I'm working on a project about a self-stirring robot with sensors to avoid walls.

This project is composed by one Raspberry responsible for all the algorithms, one Arduino to deal with the sensor and the motors, one sensor to measure the distance in front of the car and two motors to make the car walk though the environment.

I need to place everything correctly in such a way that the car moves freely without wires connected to it for not much than 1-2 hours.

What I'm actually doing is powering up the Raspberry with his micro-usb wire then connecting the Arduino to the Raspberry USB port and then connecting the rest to the Arduino power source.

Obviously the Arduino isn't providing the necessary power for the two motors and the sensor although when I was searching I read that the motors need an independent power source because of network distortion they make...

So what kind of battery configuration circuit will I need to keep all this up? Maybe a 12V lithium battery?

Information I've collected about the power needed in:

  • 1 Raspberry (3): Works with 5V/2A
  • 1 Arduino (Uno): Works with 7-12V
  • 1 Sensor (HC-SR04): Works with 5V (normally from Arduino)
  • 2 motors (28BYJ-48 with driver ULN2003): Works with 5-12V
  • 1
    \$\begingroup\$ Generally speaking both stepper motors and raspberry pi's are ill-suited to battery power. It's also better not to mess with lithium batteries in learning projects where many mistakes are likely to be made. Your Arduino can be powered with 5v via the USB (including by plugging it into the pi). So one idea would be some large number of AA cells for the motors and a USB power brick for the electronics, another would be a switching buck regulator from the motor supply to the electronics which if done right will overcome come sharing issues. You will probably get at best a few hours runtime. \$\endgroup\$ Commented Dec 10, 2019 at 19:27
  • \$\begingroup\$ You have provided insufficient information for anyone to provide a specific answer. If you want to know if the motors need a separate supply then yes they do. \$\endgroup\$
    – scorpdaddy
    Commented Dec 10, 2019 at 19:29
  • 1
    \$\begingroup\$ You had better read through the help section at electronics.stackexchange.com/help/asking It will explain how to ask an acceptable question. \$\endgroup\$
    – scorpdaddy
    Commented Dec 10, 2019 at 19:38

2 Answers 2


We did something similar back in college for the IEEE micro-mouse competition. Chris Stratton is correct in that I wouldn't mess with Lithium batteries just yet. Use a bunch of NiMH batteries, as they are robust against shorting (though the wires may not be!) and easy to charge.

I think for my project I used about 8 AA batteries in series with a buck regulator to step it down for the CPU. We used a micro-controller to drive stepper motors drivers which drove the steppers directly from the battery. We would get about 30 minutes of dev time per charge with this configuration.

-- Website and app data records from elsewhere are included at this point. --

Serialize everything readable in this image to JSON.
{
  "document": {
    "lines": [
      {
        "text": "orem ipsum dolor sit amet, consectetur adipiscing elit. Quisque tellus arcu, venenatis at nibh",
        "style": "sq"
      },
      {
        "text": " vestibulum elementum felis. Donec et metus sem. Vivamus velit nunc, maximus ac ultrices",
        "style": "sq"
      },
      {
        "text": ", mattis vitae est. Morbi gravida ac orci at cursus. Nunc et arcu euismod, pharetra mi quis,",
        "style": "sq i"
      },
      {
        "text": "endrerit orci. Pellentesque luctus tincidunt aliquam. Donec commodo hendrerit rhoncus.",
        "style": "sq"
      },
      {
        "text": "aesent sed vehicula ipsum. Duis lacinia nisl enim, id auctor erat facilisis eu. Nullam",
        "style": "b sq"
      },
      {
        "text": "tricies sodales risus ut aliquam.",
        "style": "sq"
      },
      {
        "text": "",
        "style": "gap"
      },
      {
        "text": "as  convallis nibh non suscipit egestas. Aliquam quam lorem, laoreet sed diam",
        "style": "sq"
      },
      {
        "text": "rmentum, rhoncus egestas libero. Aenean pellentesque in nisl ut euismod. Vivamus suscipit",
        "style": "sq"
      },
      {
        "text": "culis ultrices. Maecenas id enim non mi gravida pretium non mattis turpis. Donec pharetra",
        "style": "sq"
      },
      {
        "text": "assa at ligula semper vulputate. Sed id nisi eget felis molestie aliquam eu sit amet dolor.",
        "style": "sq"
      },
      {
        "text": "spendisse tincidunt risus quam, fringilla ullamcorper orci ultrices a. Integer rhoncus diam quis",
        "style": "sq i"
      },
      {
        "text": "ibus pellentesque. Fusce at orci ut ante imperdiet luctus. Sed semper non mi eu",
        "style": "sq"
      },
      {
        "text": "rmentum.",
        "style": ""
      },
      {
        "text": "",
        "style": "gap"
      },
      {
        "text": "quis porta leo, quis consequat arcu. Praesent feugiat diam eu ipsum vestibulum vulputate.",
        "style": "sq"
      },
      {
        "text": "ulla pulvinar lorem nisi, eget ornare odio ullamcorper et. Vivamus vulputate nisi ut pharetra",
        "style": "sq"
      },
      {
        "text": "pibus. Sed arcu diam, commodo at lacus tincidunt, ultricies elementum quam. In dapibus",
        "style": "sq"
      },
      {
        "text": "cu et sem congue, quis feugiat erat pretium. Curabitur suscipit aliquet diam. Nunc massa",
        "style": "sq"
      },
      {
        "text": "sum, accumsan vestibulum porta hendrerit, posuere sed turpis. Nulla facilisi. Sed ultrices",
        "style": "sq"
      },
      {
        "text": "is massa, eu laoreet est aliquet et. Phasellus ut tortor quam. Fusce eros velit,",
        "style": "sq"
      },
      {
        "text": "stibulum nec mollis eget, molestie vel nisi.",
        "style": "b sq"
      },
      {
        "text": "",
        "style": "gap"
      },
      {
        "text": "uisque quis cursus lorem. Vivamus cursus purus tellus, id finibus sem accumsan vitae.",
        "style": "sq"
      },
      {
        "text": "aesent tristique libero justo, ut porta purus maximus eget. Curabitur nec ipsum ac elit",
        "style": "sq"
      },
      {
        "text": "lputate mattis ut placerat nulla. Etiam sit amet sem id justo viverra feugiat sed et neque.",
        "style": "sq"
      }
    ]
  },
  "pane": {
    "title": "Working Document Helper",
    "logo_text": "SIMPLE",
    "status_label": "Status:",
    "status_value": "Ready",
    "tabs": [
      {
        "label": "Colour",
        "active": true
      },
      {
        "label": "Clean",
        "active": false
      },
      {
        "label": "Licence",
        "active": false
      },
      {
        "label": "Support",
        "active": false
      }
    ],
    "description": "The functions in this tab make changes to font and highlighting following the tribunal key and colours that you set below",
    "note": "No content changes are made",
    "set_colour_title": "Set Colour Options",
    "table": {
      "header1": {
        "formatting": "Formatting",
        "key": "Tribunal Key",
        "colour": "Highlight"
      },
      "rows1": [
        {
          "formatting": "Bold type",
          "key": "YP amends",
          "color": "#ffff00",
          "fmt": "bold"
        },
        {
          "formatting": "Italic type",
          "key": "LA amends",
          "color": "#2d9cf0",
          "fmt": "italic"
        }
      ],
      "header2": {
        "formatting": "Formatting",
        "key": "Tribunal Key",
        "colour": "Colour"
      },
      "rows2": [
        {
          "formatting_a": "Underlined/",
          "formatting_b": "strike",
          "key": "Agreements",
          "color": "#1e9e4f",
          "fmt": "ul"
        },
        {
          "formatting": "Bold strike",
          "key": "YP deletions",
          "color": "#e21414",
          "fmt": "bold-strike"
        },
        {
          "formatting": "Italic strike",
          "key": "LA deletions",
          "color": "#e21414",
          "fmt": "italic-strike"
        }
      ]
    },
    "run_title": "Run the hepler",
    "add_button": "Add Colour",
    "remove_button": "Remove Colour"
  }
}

Now in your case you have some power hungry computing specified, so you may need to do a little math: Estimate your instantaneous power draw. \$5v*2A + 3.3V*0.1A + etc... = ?W\$.

Most NiMH are around 2000mAh. So 8 in series gives you \$1.2V*8*2Ah=19.2Wh\$

Finally divide your estimate by your battery pack to get a time estimate: \$\frac{?W}{19.2Wh}=?h\$

  • \$\begingroup\$ 8 NiMh cells in series is 9.6 volts. At 2Ah, that's 19.2Wh. \$\endgroup\$
    – JRE
    Commented Dec 10, 2019 at 22:26
  • \$\begingroup\$ That's what I get for doing math in my head...doh! \$\endgroup\$
    – Aaron
    Commented Dec 10, 2019 at 23:26

You should choose a minimum battery voltage that can supply 5V-10% or so plus LDO dropout for a FET type LDO. e.g. 6V min to ? max

The 28BYJ-48–5V Motor resistance is 50 Ohms and rated for 5V so the current 5V/50ohm= 100 mAmp. 12V supply voltage is less efficient with PWM but can be used to control heat,torque. Otherwise the tiny motor may overheat if drawing 0.2*5V=1W.

So 3x NiMH sounds ok then 2x Li Ion's if low duty.


Your Answer

By clicking “Post Your Answer”, you agree to our terms of service and acknowledge you have read our privacy policy.

Not the answer you're looking for? Browse other questions tagged or ask your own question.